PD: You have such huge windows looking out at the industrial landscape; do you get inspiration from the view?
JM: No, I get light from it. I don’t look out the window at these buildings; I actually find the view pretty pathetic. They are like these unattractive, strange boxes, so I can’t say my inspiration comes from looking out the window at the architecture. My inspiration comes when I walk in and this incredible light shines through. Although I will tell you there are certain areas where I look out and there are some of these old buildings that have great architectural details and you will find that in those days a lot of those great details were placed on top of the building. Which makes it very strange as a pedestrian, as you’re walking around to see them. Sometimes I go out on the ledge, where I am not supposed to, and look at some of those really cool details.

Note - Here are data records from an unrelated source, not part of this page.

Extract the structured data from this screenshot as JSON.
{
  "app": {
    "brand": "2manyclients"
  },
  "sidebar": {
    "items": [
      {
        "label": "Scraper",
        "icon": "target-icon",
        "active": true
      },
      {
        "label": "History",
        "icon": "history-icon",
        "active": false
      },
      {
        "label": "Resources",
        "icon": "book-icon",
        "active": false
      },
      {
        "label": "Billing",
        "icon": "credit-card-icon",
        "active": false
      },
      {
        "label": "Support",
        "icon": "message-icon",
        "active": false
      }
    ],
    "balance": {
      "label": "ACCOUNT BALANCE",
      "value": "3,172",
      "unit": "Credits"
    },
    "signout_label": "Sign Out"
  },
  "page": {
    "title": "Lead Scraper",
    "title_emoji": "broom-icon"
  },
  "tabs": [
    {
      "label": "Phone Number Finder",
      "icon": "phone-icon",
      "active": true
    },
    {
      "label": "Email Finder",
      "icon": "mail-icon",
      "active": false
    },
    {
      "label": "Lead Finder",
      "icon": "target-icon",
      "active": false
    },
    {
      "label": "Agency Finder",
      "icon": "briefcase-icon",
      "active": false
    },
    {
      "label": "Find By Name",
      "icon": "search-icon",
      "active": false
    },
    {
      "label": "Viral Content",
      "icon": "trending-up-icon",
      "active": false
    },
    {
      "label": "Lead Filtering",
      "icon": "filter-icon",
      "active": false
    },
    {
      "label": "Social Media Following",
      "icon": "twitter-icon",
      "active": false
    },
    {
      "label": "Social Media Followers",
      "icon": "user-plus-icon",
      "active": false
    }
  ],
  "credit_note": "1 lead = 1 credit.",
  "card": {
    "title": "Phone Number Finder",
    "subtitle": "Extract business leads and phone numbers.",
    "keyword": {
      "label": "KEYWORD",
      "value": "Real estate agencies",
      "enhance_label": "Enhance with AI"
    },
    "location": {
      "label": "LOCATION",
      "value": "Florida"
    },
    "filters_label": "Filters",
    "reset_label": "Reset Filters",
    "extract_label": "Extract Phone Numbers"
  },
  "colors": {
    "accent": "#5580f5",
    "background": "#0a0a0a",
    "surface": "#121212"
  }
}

PD: When we came upstairs, the elevator guy asked who we were going to see, and when we said Joanna his face lit up and he smiled. You must be really warm for people to have such a reaction to you?
JM: Well, I like people, I have respect for people, and I really appreciate whatever each one
of us does in this world; and that we have integrity about what it is that each of us does. I am really clear that this is what I do, but the guy that takes care of the lobby is just as important. There is a spot for all of us and we are all important players in the big picture.
PD: Do you ever get tired?
JM: No. I never get tired — I get sick and that tells me that I have to pull back and sleep, because I am going too much. This is all natural, these twenty-hour days, and I just keep going. I have gone weeks and months without any rest.
Prior to this collection we basically worked seven weeks, seven days without a break. We would leave here, and had them keep the building open for us, until some nights at one in the morning. I would be back in here at seven. So my body tells me when it is time to re-energize, or when I am tired. I am never tired of this, I mean I have had total clarity for as long as I can remember — ever since I was three and picked up my first pair of scissors, and I was so excited. To me, creating a garment is just like energizing like the engineers that build buildings. I do it through garments and there is always a new challenge to discover some other way of doing it.
PD: What were your first garments?
JM: Barbie doll dresses; I used to sell them out of my house in Queens when I was a little girl on Saturdays. My cocktail dresses were $.25 and gowns $.50 in those days. So we lived in one of these two story houses in Astoria, and every Saturday the girls would come in, the staircase was like my little shop and each step had a garment on it, and the girls would bring their dolls and go shopping. That was actually my first business transaction.
PD: What do you think about trends?
JM: I do not believe in trends, they are just of the passing moment.
PD: What is one thing in fashion you abhor?
JM: One of the things that I find disappointing is that women have stopped dressing. [As opposed to a time were people dressed well to do most of their daily activities, and took pride in how they were dressed]. Save those big sloppy t-shirts for the beach. Women should take a minute to look in the mirror before they leave the house. Find the silhouettes that are right for your body.
PD: Is there a Mr. Mastroianni?
JM: (smiling) Yes, his name is Gideon Lewin, and he is a photographer. I am very lucky to have found a great partner in business and also a soul mate.